[[ Study material open ]]

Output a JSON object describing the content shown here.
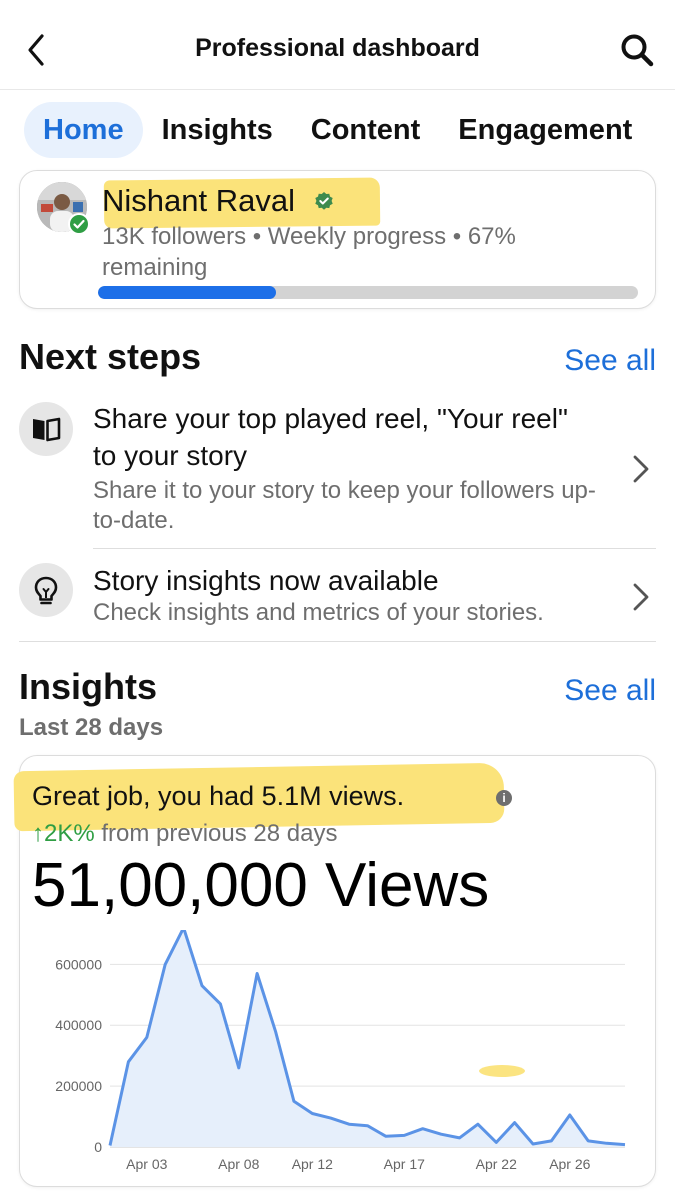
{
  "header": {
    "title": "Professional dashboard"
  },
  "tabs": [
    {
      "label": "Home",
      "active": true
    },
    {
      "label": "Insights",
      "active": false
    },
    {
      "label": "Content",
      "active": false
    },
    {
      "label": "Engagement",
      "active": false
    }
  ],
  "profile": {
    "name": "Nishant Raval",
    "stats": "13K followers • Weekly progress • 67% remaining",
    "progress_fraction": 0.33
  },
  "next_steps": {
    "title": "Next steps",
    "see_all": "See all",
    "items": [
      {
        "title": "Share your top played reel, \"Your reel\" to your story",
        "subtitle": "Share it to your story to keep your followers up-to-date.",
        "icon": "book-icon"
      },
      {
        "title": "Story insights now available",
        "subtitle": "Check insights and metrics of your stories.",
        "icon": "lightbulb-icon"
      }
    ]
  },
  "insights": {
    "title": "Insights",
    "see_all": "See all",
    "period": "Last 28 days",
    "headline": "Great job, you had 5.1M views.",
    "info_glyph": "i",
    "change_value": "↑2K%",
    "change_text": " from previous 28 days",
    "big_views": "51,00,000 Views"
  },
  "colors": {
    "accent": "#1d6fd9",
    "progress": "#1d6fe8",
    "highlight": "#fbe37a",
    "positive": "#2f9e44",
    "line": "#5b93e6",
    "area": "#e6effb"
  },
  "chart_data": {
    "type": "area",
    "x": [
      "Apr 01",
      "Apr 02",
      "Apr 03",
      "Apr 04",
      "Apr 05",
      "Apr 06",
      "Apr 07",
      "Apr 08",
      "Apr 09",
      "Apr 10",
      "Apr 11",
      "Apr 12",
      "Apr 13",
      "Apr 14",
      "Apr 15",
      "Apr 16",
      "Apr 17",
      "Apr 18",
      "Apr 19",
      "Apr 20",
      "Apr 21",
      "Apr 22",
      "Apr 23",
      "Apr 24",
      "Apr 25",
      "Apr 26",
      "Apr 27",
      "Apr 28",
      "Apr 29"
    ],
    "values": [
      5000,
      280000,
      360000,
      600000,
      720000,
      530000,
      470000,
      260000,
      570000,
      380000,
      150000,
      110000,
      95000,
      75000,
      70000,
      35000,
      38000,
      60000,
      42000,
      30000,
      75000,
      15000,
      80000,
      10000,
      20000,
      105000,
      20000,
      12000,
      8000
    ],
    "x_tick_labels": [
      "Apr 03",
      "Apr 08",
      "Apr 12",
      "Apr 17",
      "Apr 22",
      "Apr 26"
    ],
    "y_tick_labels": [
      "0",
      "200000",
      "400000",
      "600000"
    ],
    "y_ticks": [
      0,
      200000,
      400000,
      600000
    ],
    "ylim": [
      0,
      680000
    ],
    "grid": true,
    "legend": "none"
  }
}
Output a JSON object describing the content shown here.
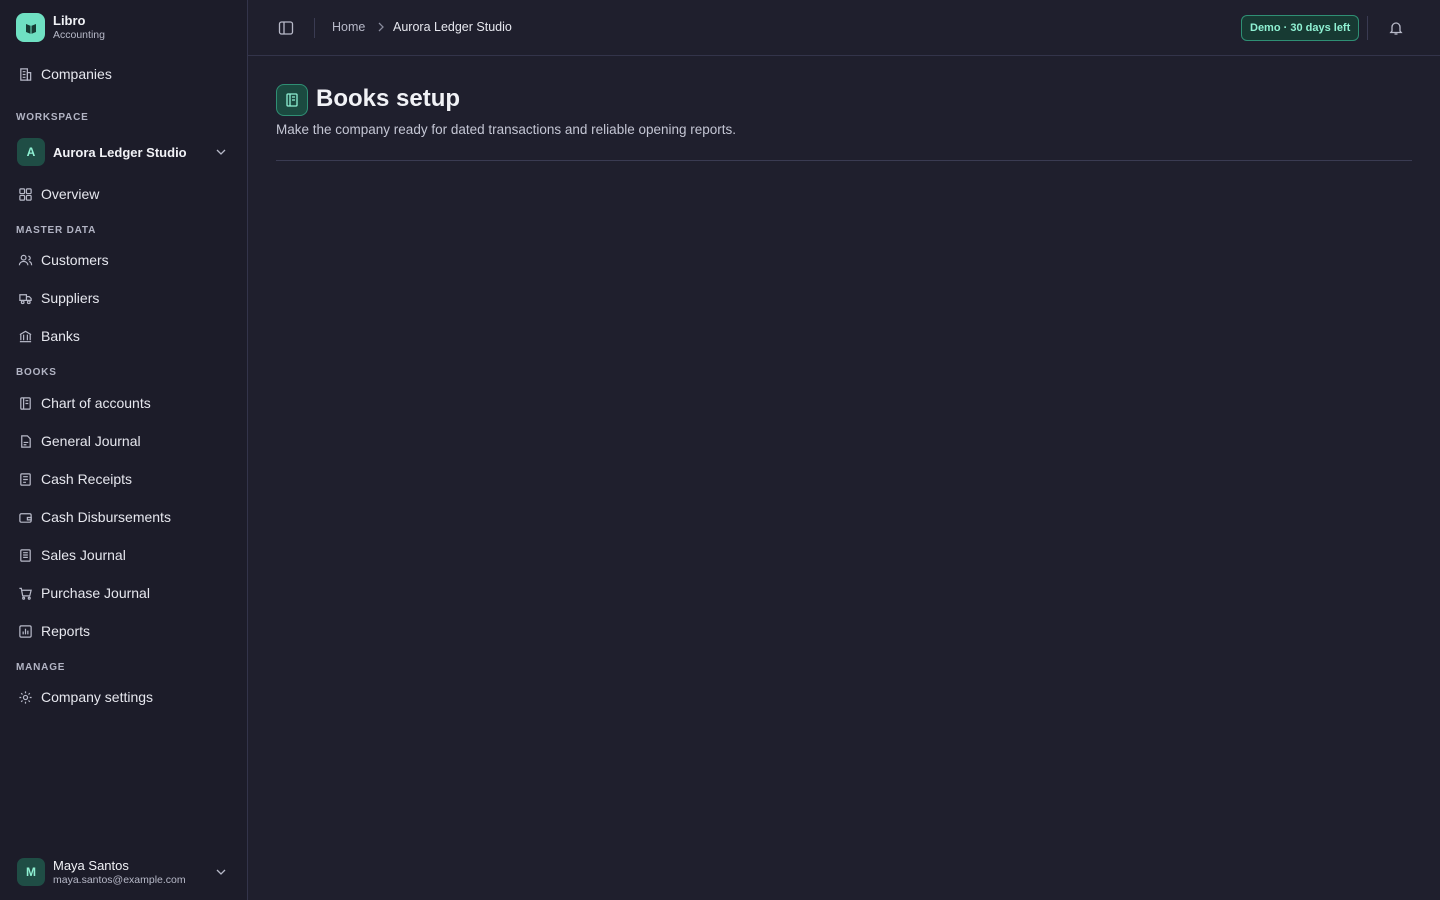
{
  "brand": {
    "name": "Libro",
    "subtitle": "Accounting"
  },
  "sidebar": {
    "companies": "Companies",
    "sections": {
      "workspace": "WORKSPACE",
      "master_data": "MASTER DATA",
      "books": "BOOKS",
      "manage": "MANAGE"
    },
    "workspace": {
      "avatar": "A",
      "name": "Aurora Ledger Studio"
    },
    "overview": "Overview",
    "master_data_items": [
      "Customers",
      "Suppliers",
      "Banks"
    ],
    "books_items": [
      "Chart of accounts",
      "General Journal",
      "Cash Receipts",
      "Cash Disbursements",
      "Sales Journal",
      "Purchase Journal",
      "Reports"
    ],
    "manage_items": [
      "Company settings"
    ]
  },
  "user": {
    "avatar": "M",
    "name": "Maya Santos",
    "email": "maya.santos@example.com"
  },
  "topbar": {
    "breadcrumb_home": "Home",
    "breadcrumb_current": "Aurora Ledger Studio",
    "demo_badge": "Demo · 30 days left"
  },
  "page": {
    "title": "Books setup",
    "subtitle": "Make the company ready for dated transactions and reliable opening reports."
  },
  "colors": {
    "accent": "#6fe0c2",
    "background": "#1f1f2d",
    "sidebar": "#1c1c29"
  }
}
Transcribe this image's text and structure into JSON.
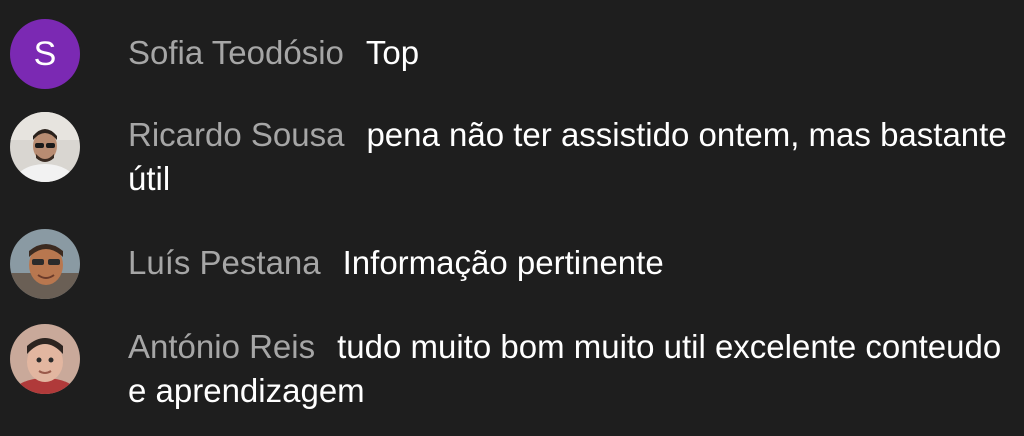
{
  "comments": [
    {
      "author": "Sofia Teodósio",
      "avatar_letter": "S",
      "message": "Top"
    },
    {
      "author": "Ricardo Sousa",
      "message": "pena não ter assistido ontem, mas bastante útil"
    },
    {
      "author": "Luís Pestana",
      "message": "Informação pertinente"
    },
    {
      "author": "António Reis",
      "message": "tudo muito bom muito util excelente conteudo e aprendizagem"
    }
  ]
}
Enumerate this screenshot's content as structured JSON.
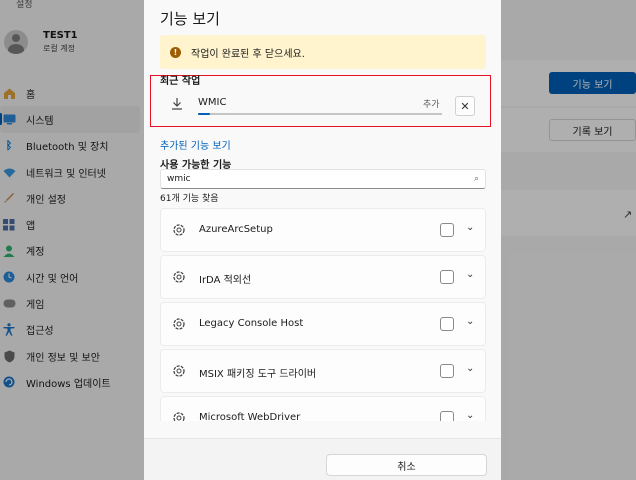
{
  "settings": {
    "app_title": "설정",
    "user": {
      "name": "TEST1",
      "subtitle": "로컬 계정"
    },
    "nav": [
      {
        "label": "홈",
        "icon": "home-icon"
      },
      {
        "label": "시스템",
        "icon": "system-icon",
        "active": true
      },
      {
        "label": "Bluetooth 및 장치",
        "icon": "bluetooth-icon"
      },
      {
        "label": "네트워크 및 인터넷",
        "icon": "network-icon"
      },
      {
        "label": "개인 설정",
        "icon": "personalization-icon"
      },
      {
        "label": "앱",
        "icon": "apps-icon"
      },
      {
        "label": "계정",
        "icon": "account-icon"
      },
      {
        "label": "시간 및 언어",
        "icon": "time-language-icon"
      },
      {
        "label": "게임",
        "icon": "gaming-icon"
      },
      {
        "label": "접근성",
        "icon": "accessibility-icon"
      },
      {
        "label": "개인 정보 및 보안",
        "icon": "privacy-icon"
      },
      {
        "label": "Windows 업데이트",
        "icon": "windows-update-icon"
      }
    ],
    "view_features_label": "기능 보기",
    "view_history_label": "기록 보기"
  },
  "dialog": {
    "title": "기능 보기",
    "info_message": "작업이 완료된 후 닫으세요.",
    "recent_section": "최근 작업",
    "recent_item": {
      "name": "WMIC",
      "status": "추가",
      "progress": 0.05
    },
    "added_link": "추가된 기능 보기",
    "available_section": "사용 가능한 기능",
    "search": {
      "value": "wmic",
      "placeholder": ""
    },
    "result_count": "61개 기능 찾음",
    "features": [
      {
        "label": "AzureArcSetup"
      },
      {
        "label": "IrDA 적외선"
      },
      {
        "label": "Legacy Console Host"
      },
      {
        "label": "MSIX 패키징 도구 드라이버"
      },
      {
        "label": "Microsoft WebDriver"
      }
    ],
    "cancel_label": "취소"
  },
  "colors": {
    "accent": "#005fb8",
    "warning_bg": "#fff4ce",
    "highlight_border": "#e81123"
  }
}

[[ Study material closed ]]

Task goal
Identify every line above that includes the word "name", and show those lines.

Result for this task
    "name": "Nishant Raval",
    "name": "Libro",
      "name": "Aurora Ledger Studio"
    "name": "Maya Santos",
      "name": "TEST1",
      "name": "WMIC",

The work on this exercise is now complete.